_What is required_
Only the lines from the one with "Extract the structured" to the end of the data, both ends included, should be output, exactly as they stand and without pictures.

Provided data: Begin

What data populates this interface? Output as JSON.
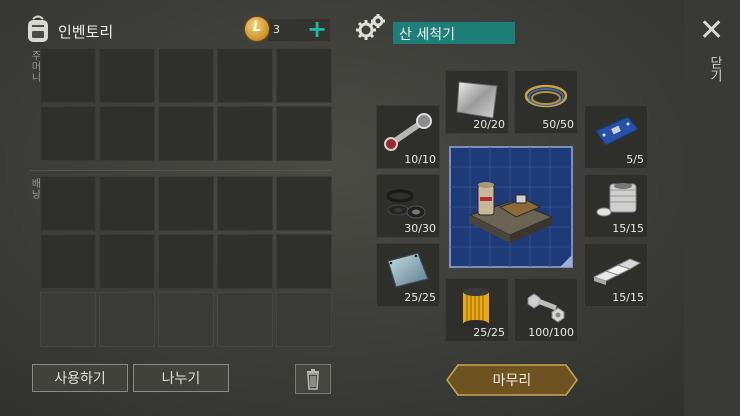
{
  "inventory": {
    "title": "인벤토리",
    "coin_count": "3",
    "pocket_label": "주머니",
    "backpack_label": "배낭"
  },
  "crafting": {
    "title": "산 세척기",
    "finish_label": "마무리",
    "ingredients": [
      {
        "name": "metal-plate",
        "qty": "20/20"
      },
      {
        "name": "wire",
        "qty": "50/50"
      },
      {
        "name": "connecting-rod",
        "qty": "10/10"
      },
      {
        "name": "circuit-board",
        "qty": "5/5"
      },
      {
        "name": "rubber-seals",
        "qty": "30/30"
      },
      {
        "name": "engine-cylinder",
        "qty": "15/15"
      },
      {
        "name": "glass-panel",
        "qty": "25/25"
      },
      {
        "name": "aluminum-ingots",
        "qty": "15/15"
      },
      {
        "name": "oil-filter",
        "qty": "25/25"
      },
      {
        "name": "bolt-and-nut",
        "qty": "100/100"
      }
    ]
  },
  "buttons": {
    "use": "사용하기",
    "split": "나누기"
  },
  "close_label": "닫기",
  "colors": {
    "accent": "#1d7f78",
    "plus": "#1fb9a4",
    "finish_button": "#7a5a1f"
  }
}
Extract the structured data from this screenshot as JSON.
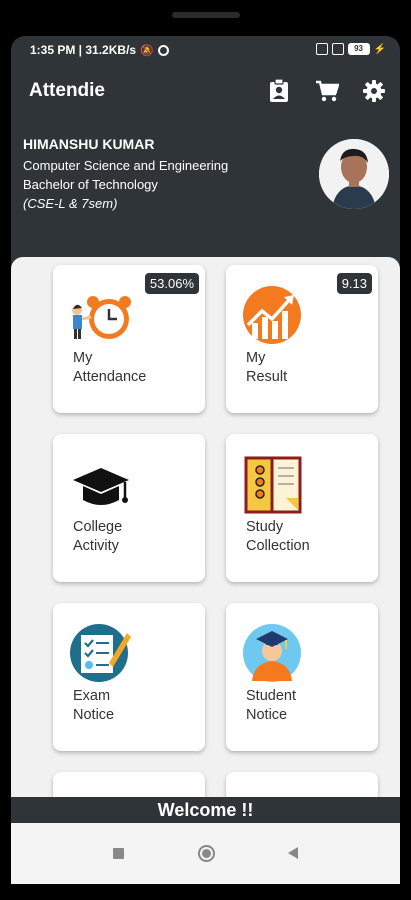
{
  "status": {
    "time_speed": "1:35 PM | 31.2KB/s",
    "battery": "93"
  },
  "app": {
    "title": "Attendie",
    "icons": [
      "clipboard-user-icon",
      "cart-icon",
      "gear-icon"
    ]
  },
  "profile": {
    "name": "HIMANSHU KUMAR",
    "department": "Computer Science and Engineering",
    "degree": "Bachelor of Technology",
    "section": "(CSE-L  & 7sem)"
  },
  "cards": [
    {
      "line1": "My",
      "line2": "Attendance",
      "badge": "53.06%",
      "icon": "alarm-clock-icon"
    },
    {
      "line1": "My",
      "line2": "Result",
      "badge": "9.13",
      "icon": "growth-chart-icon"
    },
    {
      "line1": "College",
      "line2": "Activity",
      "badge": "",
      "icon": "graduation-cap-icon"
    },
    {
      "line1": "Study",
      "line2": "Collection",
      "badge": "",
      "icon": "notebook-icon"
    },
    {
      "line1": "Exam",
      "line2": "Notice",
      "badge": "",
      "icon": "checklist-icon"
    },
    {
      "line1": "Student",
      "line2": "Notice",
      "badge": "",
      "icon": "graduate-student-icon"
    }
  ],
  "footer": {
    "welcome": "Welcome !!"
  },
  "nav": {
    "icons": [
      "recent-apps-icon",
      "home-icon",
      "back-icon"
    ]
  },
  "colors": {
    "dark": "#2f3438",
    "orange": "#f47a20",
    "teal": "#1d6f8c"
  }
}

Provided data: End

_Output for this task_
Extract the structured data from this screenshot as JSON.
{
  "status": {
    "time_speed": "1:35 PM | 31.2KB/s",
    "battery": "93"
  },
  "app": {
    "title": "Attendie",
    "icons": [
      "clipboard-user-icon",
      "cart-icon",
      "gear-icon"
    ]
  },
  "profile": {
    "name": "HIMANSHU KUMAR",
    "department": "Computer Science and Engineering",
    "degree": "Bachelor of Technology",
    "section": "(CSE-L  & 7sem)"
  },
  "cards": [
    {
      "line1": "My",
      "line2": "Attendance",
      "badge": "53.06%",
      "icon": "alarm-clock-icon"
    },
    {
      "line1": "My",
      "line2": "Result",
      "badge": "9.13",
      "icon": "growth-chart-icon"
    },
    {
      "line1": "College",
      "line2": "Activity",
      "badge": "",
      "icon": "graduation-cap-icon"
    },
    {
      "line1": "Study",
      "line2": "Collection",
      "badge": "",
      "icon": "notebook-icon"
    },
    {
      "line1": "Exam",
      "line2": "Notice",
      "badge": "",
      "icon": "checklist-icon"
    },
    {
      "line1": "Student",
      "line2": "Notice",
      "badge": "",
      "icon": "graduate-student-icon"
    }
  ],
  "footer": {
    "welcome": "Welcome !!"
  },
  "nav": {
    "icons": [
      "recent-apps-icon",
      "home-icon",
      "back-icon"
    ]
  },
  "colors": {
    "dark": "#2f3438",
    "orange": "#f47a20",
    "teal": "#1d6f8c"
  }
}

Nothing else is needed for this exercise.